> **Aim of the exercise**
When the string "text" occurs in a line of the records, show that line.

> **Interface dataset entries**

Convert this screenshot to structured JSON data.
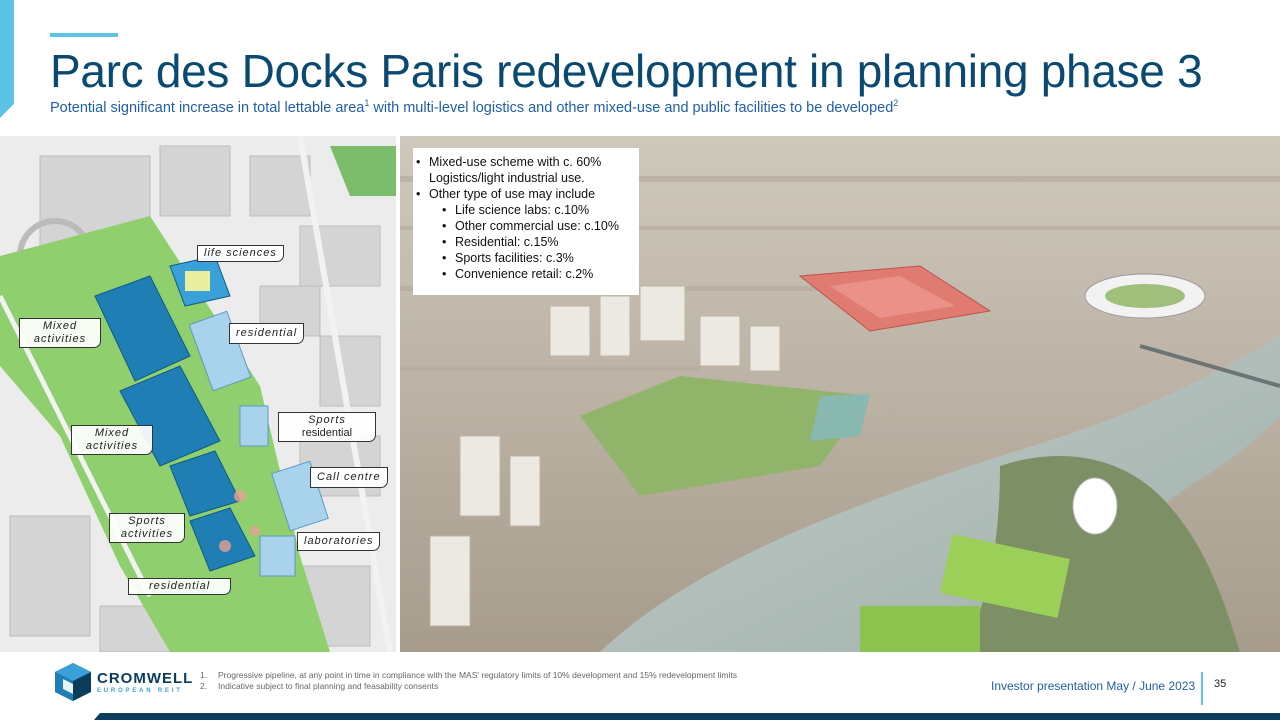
{
  "slide": {
    "title": "Parc des Docks Paris redevelopment in planning phase 3",
    "subtitle_part1": "Potential significant increase in total lettable area",
    "subtitle_sup1": "1",
    "subtitle_part2": " with multi-level logistics and other mixed-use and public facilities to be developed",
    "subtitle_sup2": "2"
  },
  "plan_labels": [
    {
      "text": "life sciences"
    },
    {
      "text": "Mixed activities"
    },
    {
      "text": "residential"
    },
    {
      "text": "Sports"
    },
    {
      "text": "residential"
    },
    {
      "text": "Mixed activities"
    },
    {
      "text": "Call centre"
    },
    {
      "text": "Sports activities"
    },
    {
      "text": "laboratories"
    },
    {
      "text": "residential"
    }
  ],
  "info_box": {
    "items": [
      "Mixed-use scheme with c. 60% Logistics/light industrial use.",
      "Other type of use may include"
    ],
    "subitems": [
      "Life science labs: c.10%",
      "Other commercial use: c.10%",
      "Residential: c.15%",
      "Sports facilities: c.3%",
      "Convenience retail: c.2%"
    ]
  },
  "footer": {
    "brand": "CROMWELL",
    "brand_sub": "EUROPEAN REIT",
    "footnotes": [
      {
        "num": "1.",
        "text": "Progressive pipeline, at any point in time in compliance with the MAS' regulatory limits of 10% development and 15% redevelopment limits"
      },
      {
        "num": "2.",
        "text": "Indicative subject to final planning and feasability consents"
      }
    ],
    "presentation": "Investor presentation May / June 2023",
    "page_number": "35"
  },
  "colors": {
    "title": "#0a4a72",
    "subtitle": "#1f5fa8",
    "accent": "#5cc3e6",
    "dark_bar": "#0a3d5c",
    "plan_blue": "#1f7fb5",
    "plan_green": "#7cc36a",
    "logistics_red": "#e0605a"
  },
  "icons": {
    "logo": "cromwell-cube-icon"
  }
}
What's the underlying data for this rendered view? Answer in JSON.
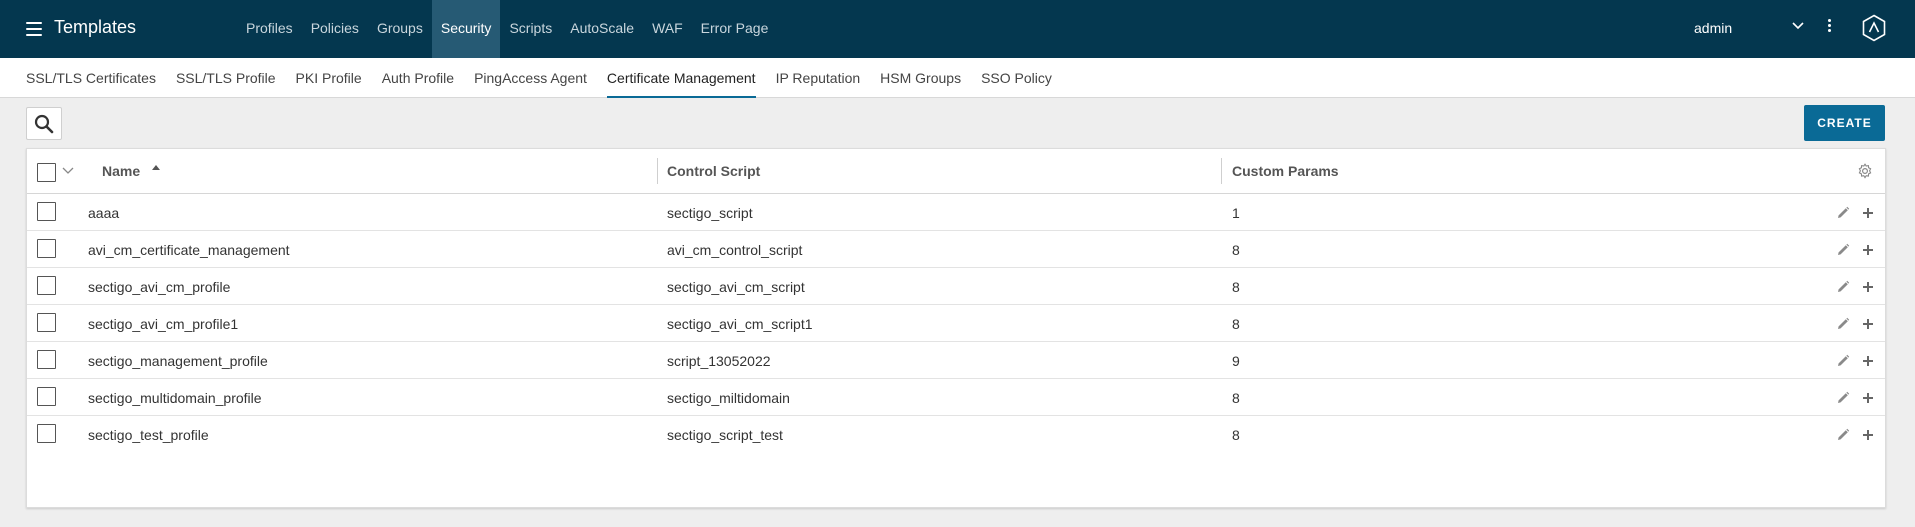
{
  "app": {
    "title": "Templates"
  },
  "top_nav": {
    "items": [
      {
        "label": "Profiles"
      },
      {
        "label": "Policies"
      },
      {
        "label": "Groups"
      },
      {
        "label": "Security"
      },
      {
        "label": "Scripts"
      },
      {
        "label": "AutoScale"
      },
      {
        "label": "WAF"
      },
      {
        "label": "Error Page"
      }
    ],
    "active": "Security"
  },
  "user": {
    "name": "admin"
  },
  "sub_nav": {
    "items": [
      {
        "label": "SSL/TLS Certificates"
      },
      {
        "label": "SSL/TLS Profile"
      },
      {
        "label": "PKI Profile"
      },
      {
        "label": "Auth Profile"
      },
      {
        "label": "PingAccess Agent"
      },
      {
        "label": "Certificate Management"
      },
      {
        "label": "IP Reputation"
      },
      {
        "label": "HSM Groups"
      },
      {
        "label": "SSO Policy"
      }
    ],
    "active": "Certificate Management"
  },
  "toolbar": {
    "create_label": "CREATE"
  },
  "table": {
    "columns": [
      "Name",
      "Control Script",
      "Custom Params"
    ],
    "sort": {
      "column": "Name",
      "direction": "ascending"
    },
    "rows": [
      {
        "name": "aaaa",
        "control_script": "sectigo_script",
        "custom_params": "1"
      },
      {
        "name": "avi_cm_certificate_management",
        "control_script": "avi_cm_control_script",
        "custom_params": "8"
      },
      {
        "name": "sectigo_avi_cm_profile",
        "control_script": "sectigo_avi_cm_script",
        "custom_params": "8"
      },
      {
        "name": "sectigo_avi_cm_profile1",
        "control_script": "sectigo_avi_cm_script1",
        "custom_params": "8"
      },
      {
        "name": "sectigo_management_profile",
        "control_script": "script_13052022",
        "custom_params": "9"
      },
      {
        "name": "sectigo_multidomain_profile",
        "control_script": "sectigo_miltidomain",
        "custom_params": "8"
      },
      {
        "name": "sectigo_test_profile",
        "control_script": "sectigo_script_test",
        "custom_params": "8"
      }
    ]
  },
  "icons": {
    "menu": "hamburger-icon",
    "user_menu": "chevron-down-icon",
    "more": "kebab-icon",
    "brand": "avi-logo-icon",
    "search": "search-icon",
    "sort": "sort-ascending-icon",
    "settings": "gear-icon",
    "edit": "pencil-icon",
    "expand": "plus-icon"
  },
  "colors": {
    "topnav_bg": "#04374f",
    "topnav_active_bg": "#265a74",
    "accent": "#0a6a96",
    "page_bg": "#eeeeee"
  }
}
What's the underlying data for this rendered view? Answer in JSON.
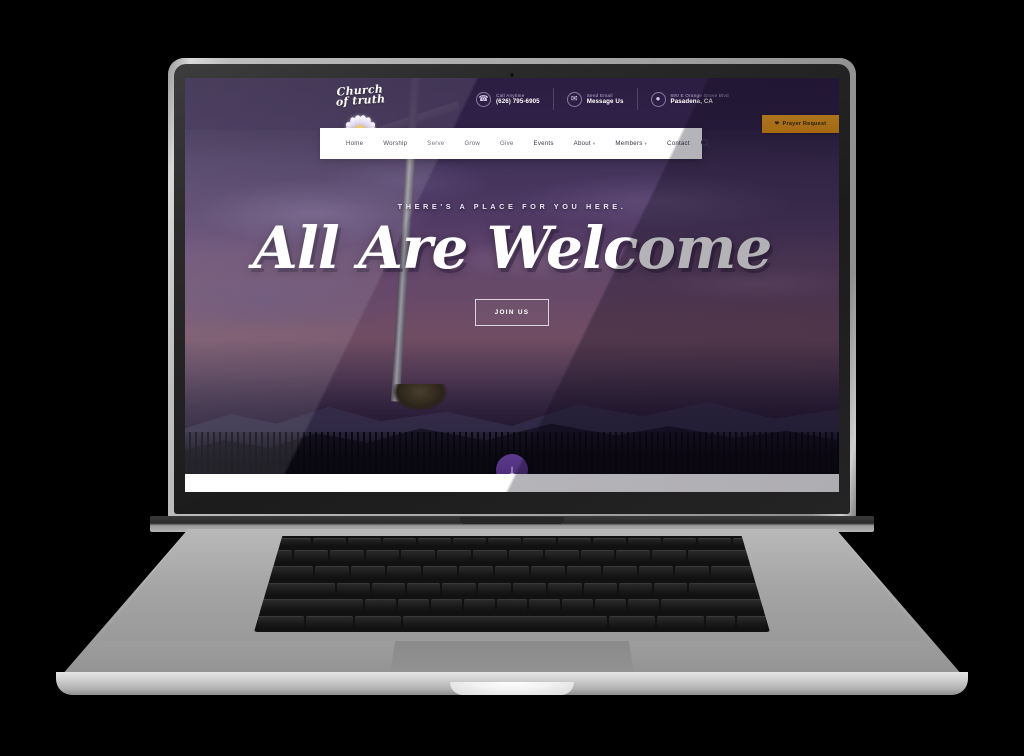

> **Completed task**
      "text": "life sciences"
      "text": "Mixed activities"
      "text": "residential"
      "text": "Sports"
      "text": "residential"
      "text": "Mixed activities"
      "text": "Call centre"
      "text": "Sports activities"
      "text": "laboratories"
      "text": "residential"
        "text": "Progressive pipeline, at any point in time in compliance with the MAS' regulatory limits of 10% development and 15% redevelopment limits"
        "text": "Indicative subject to final planning and feasability consents"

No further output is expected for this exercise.